MATERIAL SUPPLIED -
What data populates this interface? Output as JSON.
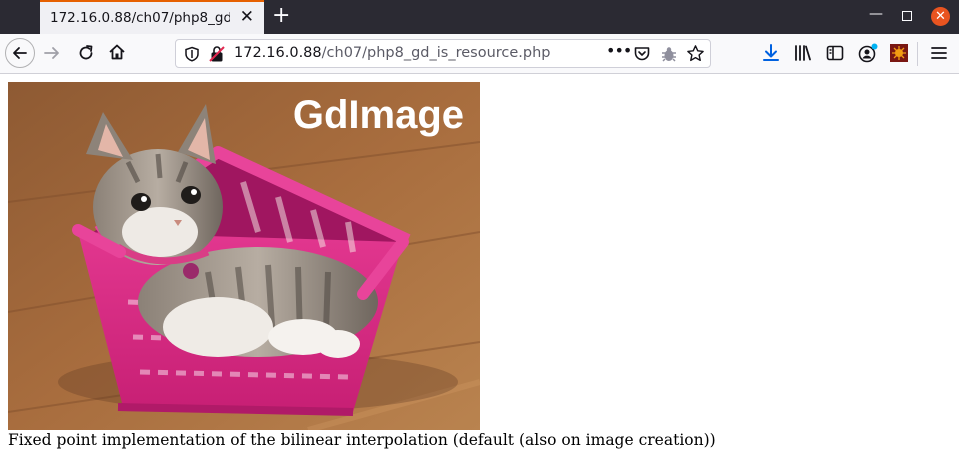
{
  "browser": {
    "tab": {
      "title": "172.16.0.88/ch07/php8_gd_"
    },
    "url": {
      "host": "172.16.0.88",
      "path": "/ch07/php8_gd_is_resource.php"
    }
  },
  "page": {
    "image_label": "GdImage",
    "caption": "Fixed point implementation of the bilinear interpolation (default (also on image creation))"
  }
}
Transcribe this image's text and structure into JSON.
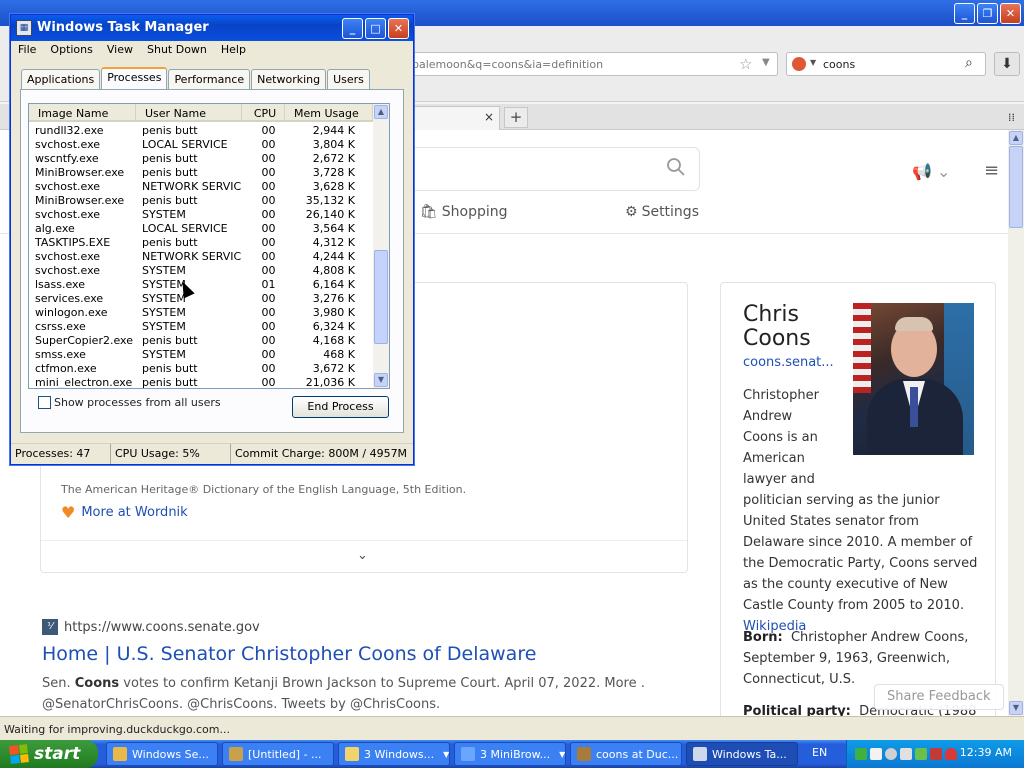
{
  "browser": {
    "title": "...",
    "url": "palemoon&q=coons&ia=definition",
    "search_value": "coons",
    "status_text": "Waiting for improving.duckduckgo.com...",
    "tab_close": "×",
    "new_tab": "+"
  },
  "ddg": {
    "nav_shopping": "Shopping",
    "nav_settings": "Settings",
    "dictionary_source": "The American Heritage® Dictionary of the English Language, 5th Edition.",
    "more_at": "More at Wordnik",
    "result": {
      "url": "https://www.coons.senate.gov",
      "title": "Home | U.S. Senator Christopher Coons of Delaware",
      "snippet_pre": "Sen. ",
      "snippet_bold": "Coons",
      "snippet_post": " votes to confirm Ketanji Brown Jackson to Supreme Court. April 07, 2022. More . @SenatorChrisCoons. @ChrisCoons. Tweets by @ChrisCoons."
    },
    "info": {
      "name": "Chris Coons",
      "link": "coons.senat...",
      "desc_lines": [
        "Christopher",
        "Andrew",
        "Coons is an",
        "American",
        "lawyer and"
      ],
      "desc_rest": "politician serving as the junior United States senator from Delaware since 2010. A member of the Democratic Party, Coons served as the county executive of New Castle County from 2005 to 2010.",
      "wiki": "Wikipedia",
      "born_label": "Born:",
      "born_value": "Christopher Andrew Coons, September 9, 1963, Greenwich, Connecticut, U.S.",
      "party_label": "Political party:",
      "party_value": "Democratic (1988"
    },
    "share_feedback": "Share Feedback"
  },
  "taskman": {
    "title": "Windows Task Manager",
    "menu": [
      "File",
      "Options",
      "View",
      "Shut Down",
      "Help"
    ],
    "tabs": [
      "Applications",
      "Processes",
      "Performance",
      "Networking",
      "Users"
    ],
    "active_tab": "Processes",
    "columns": [
      "Image Name",
      "User Name",
      "CPU",
      "Mem Usage"
    ],
    "processes": [
      {
        "name": "rundll32.exe",
        "user": "penis butt",
        "cpu": "00",
        "mem": "2,944 K"
      },
      {
        "name": "svchost.exe",
        "user": "LOCAL SERVICE",
        "cpu": "00",
        "mem": "3,804 K"
      },
      {
        "name": "wscntfy.exe",
        "user": "penis butt",
        "cpu": "00",
        "mem": "2,672 K"
      },
      {
        "name": "MiniBrowser.exe",
        "user": "penis butt",
        "cpu": "00",
        "mem": "3,728 K"
      },
      {
        "name": "svchost.exe",
        "user": "NETWORK SERVICE",
        "cpu": "00",
        "mem": "3,628 K"
      },
      {
        "name": "MiniBrowser.exe",
        "user": "penis butt",
        "cpu": "00",
        "mem": "35,132 K"
      },
      {
        "name": "svchost.exe",
        "user": "SYSTEM",
        "cpu": "00",
        "mem": "26,140 K"
      },
      {
        "name": "alg.exe",
        "user": "LOCAL SERVICE",
        "cpu": "00",
        "mem": "3,564 K"
      },
      {
        "name": "TASKTIPS.EXE",
        "user": "penis butt",
        "cpu": "00",
        "mem": "4,312 K"
      },
      {
        "name": "svchost.exe",
        "user": "NETWORK SERVICE",
        "cpu": "00",
        "mem": "4,244 K"
      },
      {
        "name": "svchost.exe",
        "user": "SYSTEM",
        "cpu": "00",
        "mem": "4,808 K"
      },
      {
        "name": "lsass.exe",
        "user": "SYSTEM",
        "cpu": "01",
        "mem": "6,164 K"
      },
      {
        "name": "services.exe",
        "user": "SYSTEM",
        "cpu": "00",
        "mem": "3,276 K"
      },
      {
        "name": "winlogon.exe",
        "user": "SYSTEM",
        "cpu": "00",
        "mem": "3,980 K"
      },
      {
        "name": "csrss.exe",
        "user": "SYSTEM",
        "cpu": "00",
        "mem": "6,324 K"
      },
      {
        "name": "SuperCopier2.exe",
        "user": "penis butt",
        "cpu": "00",
        "mem": "4,168 K"
      },
      {
        "name": "smss.exe",
        "user": "SYSTEM",
        "cpu": "00",
        "mem": "468 K"
      },
      {
        "name": "ctfmon.exe",
        "user": "penis butt",
        "cpu": "00",
        "mem": "3,672 K"
      },
      {
        "name": "mini_electron.exe",
        "user": "penis butt",
        "cpu": "00",
        "mem": "21,036 K"
      }
    ],
    "show_all_label": "Show processes from all users",
    "end_process": "End Process",
    "status": {
      "processes": "Processes: 47",
      "cpu": "CPU Usage: 5%",
      "commit": "Commit Charge: 800M / 4957M"
    }
  },
  "taskbar": {
    "start": "start",
    "buttons": [
      {
        "label": "Windows Se...",
        "icon_color": "#e8b84a",
        "arrow": false
      },
      {
        "label": "[Untitled] - ...",
        "icon_color": "#c9a14b",
        "arrow": false
      },
      {
        "label": "3 Windows...",
        "icon_color": "#f1d36b",
        "arrow": true
      },
      {
        "label": "3 MiniBrow...",
        "icon_color": "#6aa5ff",
        "arrow": true
      },
      {
        "label": "coons at Duc...",
        "icon_color": "#a67b3d",
        "arrow": false
      },
      {
        "label": "Windows Ta...",
        "icon_color": "#cfd8ea",
        "arrow": false
      }
    ],
    "lang": "EN",
    "clock": "12:39 AM"
  },
  "colors": {
    "link": "#1e4fb4",
    "xp_blue": "#245edb",
    "start_green": "#2f8d2f"
  }
}
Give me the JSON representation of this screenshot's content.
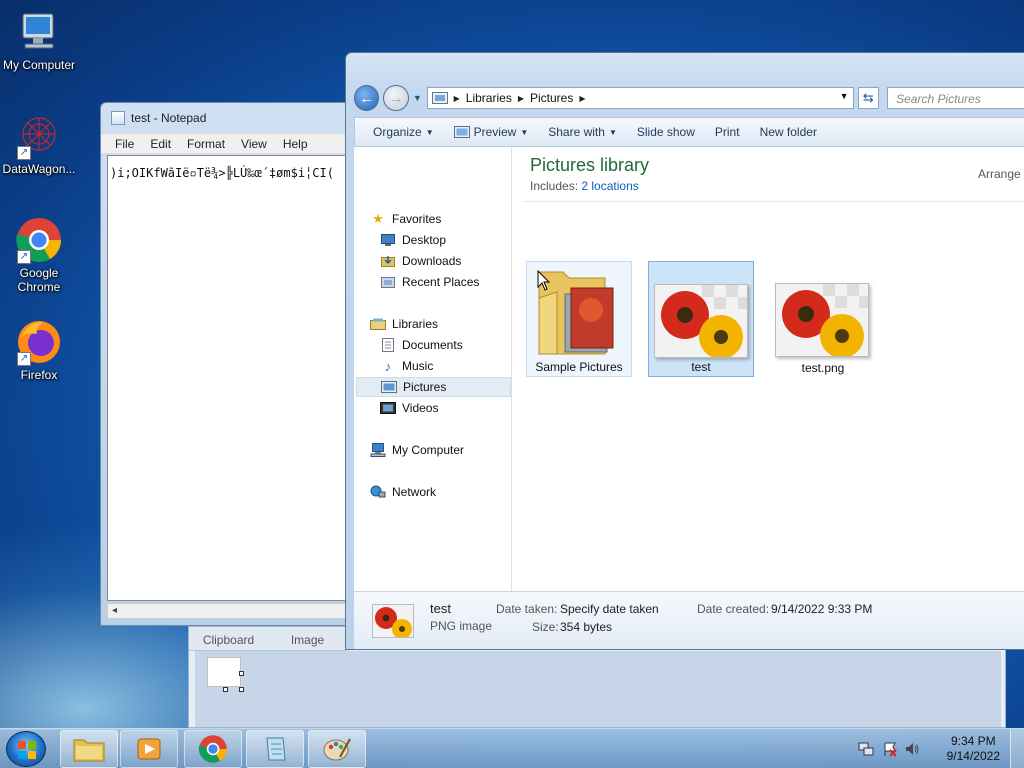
{
  "desktop": {
    "icons": [
      {
        "label": "My Computer",
        "icon": "computer-icon"
      },
      {
        "label": "DataWagon...",
        "icon": "datawagon-icon"
      },
      {
        "label": "Google Chrome",
        "icon": "chrome-icon"
      },
      {
        "label": "Firefox",
        "icon": "firefox-icon"
      }
    ]
  },
  "notepad": {
    "title": "test - Notepad",
    "menu": [
      "File",
      "Edit",
      "Format",
      "View",
      "Help"
    ],
    "content": ")i;OIKfWãIë▫Të¾>╠LÚ‰œ´‡øm$i╎CI(",
    "scroll_arrow": "◂"
  },
  "paint": {
    "tabs": [
      "Clipboard",
      "Image"
    ]
  },
  "explorer": {
    "breadcrumb": [
      "Libraries",
      "Pictures"
    ],
    "search_placeholder": "Search Pictures",
    "commands": [
      {
        "label": "Organize",
        "dropdown": true
      },
      {
        "label": "Preview",
        "dropdown": true
      },
      {
        "label": "Share with",
        "dropdown": true
      },
      {
        "label": "Slide show",
        "dropdown": false
      },
      {
        "label": "Print",
        "dropdown": false
      },
      {
        "label": "New folder",
        "dropdown": false
      }
    ],
    "nav": {
      "favorites": {
        "label": "Favorites",
        "items": [
          "Desktop",
          "Downloads",
          "Recent Places"
        ]
      },
      "libraries": {
        "label": "Libraries",
        "items": [
          "Documents",
          "Music",
          "Pictures",
          "Videos"
        ]
      },
      "computer": "My Computer",
      "network": "Network",
      "selected": "Pictures"
    },
    "library": {
      "title": "Pictures library",
      "includes_label": "Includes:",
      "includes_link": "2 locations",
      "arrange": "Arrange"
    },
    "items": [
      {
        "label": "Sample Pictures",
        "type": "folder"
      },
      {
        "label": "test",
        "type": "image",
        "selected": true
      },
      {
        "label": "test.png",
        "type": "image"
      }
    ],
    "details": {
      "name": "test",
      "type": "PNG image",
      "date_taken_label": "Date taken:",
      "date_taken": "Specify date taken",
      "size_label": "Size:",
      "size": "354 bytes",
      "date_created_label": "Date created:",
      "date_created": "9/14/2022 9:33 PM"
    }
  },
  "taskbar": {
    "buttons": [
      "explorer-icon",
      "media-player-icon",
      "chrome-icon",
      "notepad-icon",
      "paint-icon"
    ],
    "time": "9:34 PM",
    "date": "9/14/2022"
  }
}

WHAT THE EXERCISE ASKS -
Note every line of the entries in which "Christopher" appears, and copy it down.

SOLUTION -
      "title": "Home | U.S. Senator Christopher Coons of Delaware",
        "Christopher",
      "born_value": "Christopher Andrew Coons, September 9, 1963, Greenwich, Connecticut, U.S.",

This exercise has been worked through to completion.